Indigenous tribe a publicity stunt

Okay, well…not ENTIRELY.

In a previous post, I pointed out that the main reason contact was made with this tribe was to highlight the fact that they exist in order to curb the unchecked clear cutting in the Amazonian rain forest. This morning, the Guardian broke the story that the tribe’s existence has been known since 1910, and:

the mission to photograph them was undertaken in order to prove that ‘uncontacted’ tribes still existed in an area endangered by the menace of the logging industry.

The disclosures have been made by the man behind the pictures, José Carlos Meirelles, 61, one of the handful of sertanistas – experts on indigenous tribes – working for the Brazilian Indian Protection Agency, Funai, which is dedicated to searching out remote tribes and protecting them.

While I do not disparage Funai’s cause or reasoning, their methods may have just set that cause back substantially. Something happens in people’s minds when they feel they have been swindled, whether justifiably or not. There is no question that the clear cutting is a global concern with far reaching effects. But to give the public a focus for that concern, causing an emotional connection, and then revealing that they were, in fact, misled will no doubt garner backlash that has the potential of harming the very thing they wish to protect. Public interest and goodwill only extend so far.

While I do not waver in my support of the cessation of clear cutting or the protection of the Amazon’s indigenous tribes, I find the methodology of this group reprehensible, and fear for the fallout. For those tribes, and that area, this can only be seen as an unfortunate set back.

4 responses to “Indigenous tribe a publicity stunt

  1. 1910?! The only thing known in 1910 is that there were uncontacted tribes living all over the Amazon.

    FUNAI never claimed the tribe was “undiscovered”, rather that the tribe was living without contact with outsiders (i.e., uncontacted). That’s true, so what has changed?

  2. leftcoastlibrul

    Did you read the articles? It states:

    “They are the amazing pictures that were beamed around the globe: a handful of warriors from an ‘undiscovered tribe’ in the rainforest on the Brazilian-Peruvian border brandishing bows and arrows at the aircraft that photographed them.

    Or so the story was told and sold. But it has now emerged that, far from being unknown, the tribe’s existence has been noted since 1910…”

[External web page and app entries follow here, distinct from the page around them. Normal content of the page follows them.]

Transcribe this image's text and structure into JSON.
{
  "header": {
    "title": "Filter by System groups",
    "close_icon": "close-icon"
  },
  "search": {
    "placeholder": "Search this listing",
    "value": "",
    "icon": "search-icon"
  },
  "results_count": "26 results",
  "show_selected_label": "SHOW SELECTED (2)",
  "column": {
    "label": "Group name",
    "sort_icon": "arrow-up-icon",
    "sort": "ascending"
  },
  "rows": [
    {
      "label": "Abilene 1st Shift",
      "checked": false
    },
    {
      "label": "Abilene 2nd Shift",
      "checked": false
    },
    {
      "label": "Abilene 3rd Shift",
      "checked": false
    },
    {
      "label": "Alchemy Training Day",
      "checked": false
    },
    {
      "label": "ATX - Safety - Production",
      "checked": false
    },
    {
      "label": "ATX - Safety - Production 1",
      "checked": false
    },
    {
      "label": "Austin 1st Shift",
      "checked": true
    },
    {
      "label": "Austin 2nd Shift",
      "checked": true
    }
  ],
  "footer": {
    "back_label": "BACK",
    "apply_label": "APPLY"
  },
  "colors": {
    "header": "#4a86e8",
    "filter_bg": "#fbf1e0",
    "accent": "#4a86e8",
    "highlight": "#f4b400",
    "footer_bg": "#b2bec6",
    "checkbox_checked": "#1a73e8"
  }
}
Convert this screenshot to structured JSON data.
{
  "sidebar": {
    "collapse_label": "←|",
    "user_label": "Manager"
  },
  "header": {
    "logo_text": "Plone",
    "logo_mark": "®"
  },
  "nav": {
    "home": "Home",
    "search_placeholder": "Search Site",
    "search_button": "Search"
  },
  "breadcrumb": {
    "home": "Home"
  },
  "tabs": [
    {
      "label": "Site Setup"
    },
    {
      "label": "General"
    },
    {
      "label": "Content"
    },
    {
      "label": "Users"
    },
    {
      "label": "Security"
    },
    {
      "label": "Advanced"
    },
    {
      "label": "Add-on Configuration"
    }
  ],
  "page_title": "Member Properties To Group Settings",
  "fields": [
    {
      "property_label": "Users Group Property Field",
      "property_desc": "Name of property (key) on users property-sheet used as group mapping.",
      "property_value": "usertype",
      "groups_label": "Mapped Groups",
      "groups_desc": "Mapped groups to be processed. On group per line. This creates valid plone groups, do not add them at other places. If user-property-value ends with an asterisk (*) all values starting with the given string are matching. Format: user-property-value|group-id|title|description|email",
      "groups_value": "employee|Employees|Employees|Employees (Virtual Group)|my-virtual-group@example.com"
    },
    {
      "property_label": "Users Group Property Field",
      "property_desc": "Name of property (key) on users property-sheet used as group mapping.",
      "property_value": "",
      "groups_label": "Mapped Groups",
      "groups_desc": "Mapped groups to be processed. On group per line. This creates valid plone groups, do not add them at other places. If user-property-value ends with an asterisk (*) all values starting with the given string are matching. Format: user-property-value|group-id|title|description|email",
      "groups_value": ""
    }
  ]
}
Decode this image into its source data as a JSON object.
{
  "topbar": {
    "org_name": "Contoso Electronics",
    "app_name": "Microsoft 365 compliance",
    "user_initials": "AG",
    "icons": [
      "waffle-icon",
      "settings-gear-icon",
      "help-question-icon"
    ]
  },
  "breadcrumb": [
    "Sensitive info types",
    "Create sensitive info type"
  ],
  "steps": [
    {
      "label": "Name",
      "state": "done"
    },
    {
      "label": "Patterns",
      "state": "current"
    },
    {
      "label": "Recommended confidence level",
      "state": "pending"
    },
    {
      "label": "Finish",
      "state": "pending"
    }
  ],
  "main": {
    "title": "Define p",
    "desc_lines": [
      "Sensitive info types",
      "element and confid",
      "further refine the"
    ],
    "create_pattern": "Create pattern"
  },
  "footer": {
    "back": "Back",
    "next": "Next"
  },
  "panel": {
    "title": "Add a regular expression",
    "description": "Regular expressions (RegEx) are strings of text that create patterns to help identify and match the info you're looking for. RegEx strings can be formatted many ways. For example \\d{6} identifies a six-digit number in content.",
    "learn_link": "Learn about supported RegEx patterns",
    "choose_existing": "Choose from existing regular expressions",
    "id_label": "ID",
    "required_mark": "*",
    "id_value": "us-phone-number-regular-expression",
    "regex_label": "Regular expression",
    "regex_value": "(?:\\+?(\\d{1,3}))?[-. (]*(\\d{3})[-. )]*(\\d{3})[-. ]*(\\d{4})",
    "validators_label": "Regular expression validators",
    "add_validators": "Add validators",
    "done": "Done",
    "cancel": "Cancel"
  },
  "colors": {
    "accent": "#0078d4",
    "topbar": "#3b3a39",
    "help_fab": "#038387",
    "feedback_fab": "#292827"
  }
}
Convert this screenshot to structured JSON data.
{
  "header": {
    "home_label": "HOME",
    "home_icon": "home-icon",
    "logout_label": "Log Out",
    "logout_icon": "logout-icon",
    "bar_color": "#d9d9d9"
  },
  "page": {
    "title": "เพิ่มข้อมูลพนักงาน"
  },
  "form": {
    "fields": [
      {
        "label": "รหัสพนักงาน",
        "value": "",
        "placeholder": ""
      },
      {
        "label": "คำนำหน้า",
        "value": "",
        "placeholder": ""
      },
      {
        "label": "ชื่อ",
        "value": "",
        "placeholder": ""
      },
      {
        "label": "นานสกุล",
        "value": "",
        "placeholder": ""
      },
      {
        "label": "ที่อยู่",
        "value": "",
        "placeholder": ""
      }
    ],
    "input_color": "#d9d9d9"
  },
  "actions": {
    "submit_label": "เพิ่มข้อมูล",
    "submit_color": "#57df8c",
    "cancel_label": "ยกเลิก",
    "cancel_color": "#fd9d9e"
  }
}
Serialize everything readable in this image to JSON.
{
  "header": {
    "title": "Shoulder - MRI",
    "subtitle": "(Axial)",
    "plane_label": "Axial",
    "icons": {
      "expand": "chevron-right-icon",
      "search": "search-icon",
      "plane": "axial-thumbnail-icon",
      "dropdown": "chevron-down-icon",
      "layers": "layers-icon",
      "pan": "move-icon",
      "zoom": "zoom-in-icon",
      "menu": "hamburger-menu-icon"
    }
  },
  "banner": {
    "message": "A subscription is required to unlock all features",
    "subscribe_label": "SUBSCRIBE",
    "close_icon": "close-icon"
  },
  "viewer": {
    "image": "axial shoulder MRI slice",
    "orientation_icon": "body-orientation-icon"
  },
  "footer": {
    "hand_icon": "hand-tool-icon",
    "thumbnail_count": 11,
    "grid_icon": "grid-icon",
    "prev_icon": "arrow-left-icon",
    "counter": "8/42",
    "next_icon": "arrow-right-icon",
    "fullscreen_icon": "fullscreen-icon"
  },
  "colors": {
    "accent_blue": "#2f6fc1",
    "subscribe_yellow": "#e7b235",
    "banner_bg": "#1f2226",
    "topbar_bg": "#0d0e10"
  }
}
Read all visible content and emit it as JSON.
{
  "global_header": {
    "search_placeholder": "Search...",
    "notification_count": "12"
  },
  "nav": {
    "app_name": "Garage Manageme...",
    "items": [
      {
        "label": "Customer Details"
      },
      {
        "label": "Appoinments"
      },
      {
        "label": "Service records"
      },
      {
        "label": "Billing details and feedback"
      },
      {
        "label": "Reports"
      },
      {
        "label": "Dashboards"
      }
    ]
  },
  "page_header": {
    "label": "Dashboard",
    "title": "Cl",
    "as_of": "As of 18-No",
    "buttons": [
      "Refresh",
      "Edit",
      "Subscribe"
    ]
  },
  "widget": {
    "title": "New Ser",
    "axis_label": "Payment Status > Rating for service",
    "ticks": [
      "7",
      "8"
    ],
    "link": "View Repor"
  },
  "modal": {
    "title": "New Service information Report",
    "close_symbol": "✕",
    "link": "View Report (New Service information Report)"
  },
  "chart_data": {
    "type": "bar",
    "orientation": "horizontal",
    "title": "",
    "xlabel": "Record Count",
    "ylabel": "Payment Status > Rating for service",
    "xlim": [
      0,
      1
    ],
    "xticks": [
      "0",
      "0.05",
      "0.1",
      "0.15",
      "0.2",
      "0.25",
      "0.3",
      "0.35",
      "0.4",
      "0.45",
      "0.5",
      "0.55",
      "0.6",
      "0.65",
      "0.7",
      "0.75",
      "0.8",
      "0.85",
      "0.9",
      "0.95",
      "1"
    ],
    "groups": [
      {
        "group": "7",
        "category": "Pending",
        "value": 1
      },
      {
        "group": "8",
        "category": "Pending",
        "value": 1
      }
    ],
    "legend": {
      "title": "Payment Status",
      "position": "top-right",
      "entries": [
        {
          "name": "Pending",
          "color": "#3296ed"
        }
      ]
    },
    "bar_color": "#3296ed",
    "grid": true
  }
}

    1. The date 1910 is clearly noted.
    2. The tribe’s status as “undiscovered” was misrepresented.

  3. I think that the article is the problem, so referring to it cannot settle the matter.

    It was never said that the tribe was unknown or undiscovered, especially as they live within a reserve dedicated to the protection of vulnerable, isolated tribes (a bit of a giveaway).

    The tribe was and remains ‘uncontacted’: no outsider has been known to have any peaceful contact with its members.

    These two things have been mixed up by a journalist trying to create news from an old story and a lot of people have jumped on it.

  4. leftcoastlibrul

    I’ll go along with that. Although people should certainly use a more critical eye when reading some of these sensational stories (me included), I think the story could’ve been reported a bit more responsibly.

Leave a Reply

Fill in your details below or click an icon to log in: Logo

You are commenting using your account. Log Out / Change )

Twitter picture

You are commenting using your Twitter account. Log Out / Change )

Facebook photo

You are commenting using your Facebook account. Log Out / Change )

Google+ photo

You are commenting using your Google+ account. Log Out / Change )

Connecting to %s